## Given entries
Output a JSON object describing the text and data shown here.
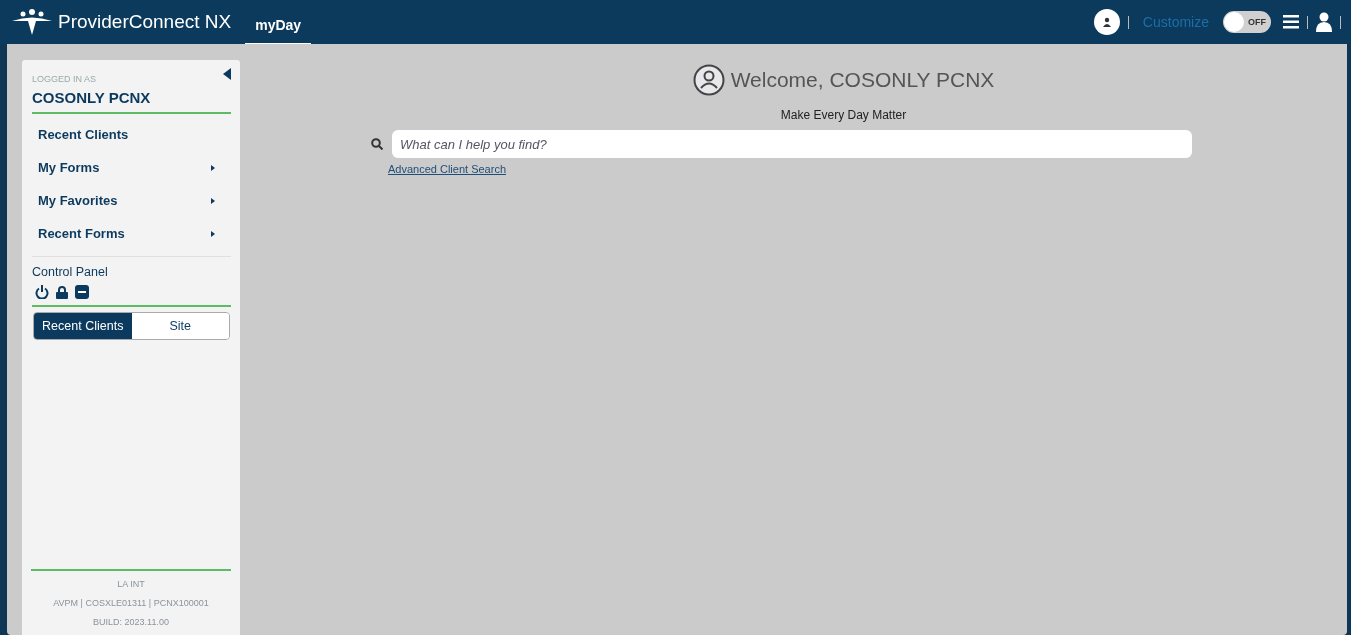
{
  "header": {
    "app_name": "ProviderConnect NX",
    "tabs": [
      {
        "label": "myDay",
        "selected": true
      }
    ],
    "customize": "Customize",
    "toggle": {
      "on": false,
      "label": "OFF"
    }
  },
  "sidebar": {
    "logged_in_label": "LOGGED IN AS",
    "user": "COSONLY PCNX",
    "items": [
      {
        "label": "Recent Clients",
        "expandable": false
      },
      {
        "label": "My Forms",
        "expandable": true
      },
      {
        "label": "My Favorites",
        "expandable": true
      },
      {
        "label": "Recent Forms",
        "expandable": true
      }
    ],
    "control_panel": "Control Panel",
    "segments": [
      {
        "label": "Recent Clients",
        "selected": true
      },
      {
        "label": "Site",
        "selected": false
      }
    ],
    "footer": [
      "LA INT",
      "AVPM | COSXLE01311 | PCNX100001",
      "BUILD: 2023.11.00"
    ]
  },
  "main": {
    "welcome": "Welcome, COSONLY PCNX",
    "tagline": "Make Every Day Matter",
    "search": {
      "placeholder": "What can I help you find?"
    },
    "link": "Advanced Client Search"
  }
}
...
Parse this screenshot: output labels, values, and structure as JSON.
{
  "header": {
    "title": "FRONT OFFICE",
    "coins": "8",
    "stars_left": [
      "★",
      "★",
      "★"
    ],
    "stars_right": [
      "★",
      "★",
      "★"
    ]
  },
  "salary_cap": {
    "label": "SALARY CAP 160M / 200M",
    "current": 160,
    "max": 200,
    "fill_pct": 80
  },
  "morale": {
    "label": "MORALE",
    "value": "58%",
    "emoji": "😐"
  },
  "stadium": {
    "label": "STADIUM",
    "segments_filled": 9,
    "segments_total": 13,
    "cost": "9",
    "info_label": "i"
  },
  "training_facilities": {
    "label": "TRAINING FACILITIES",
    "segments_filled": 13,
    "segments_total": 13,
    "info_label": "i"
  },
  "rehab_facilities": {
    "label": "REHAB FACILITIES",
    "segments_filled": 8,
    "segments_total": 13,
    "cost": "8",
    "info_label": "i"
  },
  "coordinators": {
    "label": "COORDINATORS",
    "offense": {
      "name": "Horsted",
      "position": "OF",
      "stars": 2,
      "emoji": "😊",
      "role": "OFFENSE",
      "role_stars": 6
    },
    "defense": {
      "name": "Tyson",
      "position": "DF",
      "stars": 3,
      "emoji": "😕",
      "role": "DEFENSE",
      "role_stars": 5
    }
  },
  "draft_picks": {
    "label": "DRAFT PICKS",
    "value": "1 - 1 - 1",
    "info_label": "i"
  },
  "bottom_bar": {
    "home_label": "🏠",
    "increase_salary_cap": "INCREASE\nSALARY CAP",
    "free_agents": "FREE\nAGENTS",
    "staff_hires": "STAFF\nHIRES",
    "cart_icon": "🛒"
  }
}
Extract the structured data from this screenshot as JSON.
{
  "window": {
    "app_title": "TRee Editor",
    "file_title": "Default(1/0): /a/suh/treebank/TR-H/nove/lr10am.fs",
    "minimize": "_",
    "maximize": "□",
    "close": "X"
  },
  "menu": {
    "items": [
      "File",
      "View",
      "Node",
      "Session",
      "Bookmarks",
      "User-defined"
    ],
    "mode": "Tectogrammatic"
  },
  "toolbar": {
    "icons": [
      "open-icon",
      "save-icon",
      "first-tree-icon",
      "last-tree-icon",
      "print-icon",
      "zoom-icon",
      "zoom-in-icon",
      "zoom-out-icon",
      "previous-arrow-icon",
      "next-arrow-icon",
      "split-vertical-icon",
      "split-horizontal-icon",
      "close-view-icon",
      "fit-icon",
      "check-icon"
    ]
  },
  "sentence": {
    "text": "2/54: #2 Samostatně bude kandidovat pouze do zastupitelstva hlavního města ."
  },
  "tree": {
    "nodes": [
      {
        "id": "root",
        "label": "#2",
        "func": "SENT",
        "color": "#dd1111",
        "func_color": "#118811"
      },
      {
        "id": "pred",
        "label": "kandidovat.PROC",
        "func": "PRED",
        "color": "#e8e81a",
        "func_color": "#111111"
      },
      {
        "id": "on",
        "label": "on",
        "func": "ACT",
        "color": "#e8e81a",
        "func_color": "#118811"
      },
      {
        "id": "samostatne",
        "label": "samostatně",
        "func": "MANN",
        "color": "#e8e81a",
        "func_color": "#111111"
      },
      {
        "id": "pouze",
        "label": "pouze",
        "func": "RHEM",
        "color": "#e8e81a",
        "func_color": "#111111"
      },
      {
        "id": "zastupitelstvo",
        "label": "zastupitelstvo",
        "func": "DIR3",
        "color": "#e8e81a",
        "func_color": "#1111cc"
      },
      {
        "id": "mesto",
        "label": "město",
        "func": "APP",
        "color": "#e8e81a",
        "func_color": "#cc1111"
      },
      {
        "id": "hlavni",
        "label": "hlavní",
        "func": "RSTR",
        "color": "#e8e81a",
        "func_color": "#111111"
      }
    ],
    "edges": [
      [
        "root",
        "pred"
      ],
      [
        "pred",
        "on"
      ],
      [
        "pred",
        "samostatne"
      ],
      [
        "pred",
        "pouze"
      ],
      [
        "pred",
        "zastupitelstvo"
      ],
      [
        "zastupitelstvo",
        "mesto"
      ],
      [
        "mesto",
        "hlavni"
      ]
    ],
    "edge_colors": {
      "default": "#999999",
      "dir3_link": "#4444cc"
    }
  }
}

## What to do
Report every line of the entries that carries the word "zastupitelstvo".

## Exercise response
        "id": "zastupitelstvo",
        "label": "zastupitelstvo",
        "zastupitelstvo"
        "zastupitelstvo",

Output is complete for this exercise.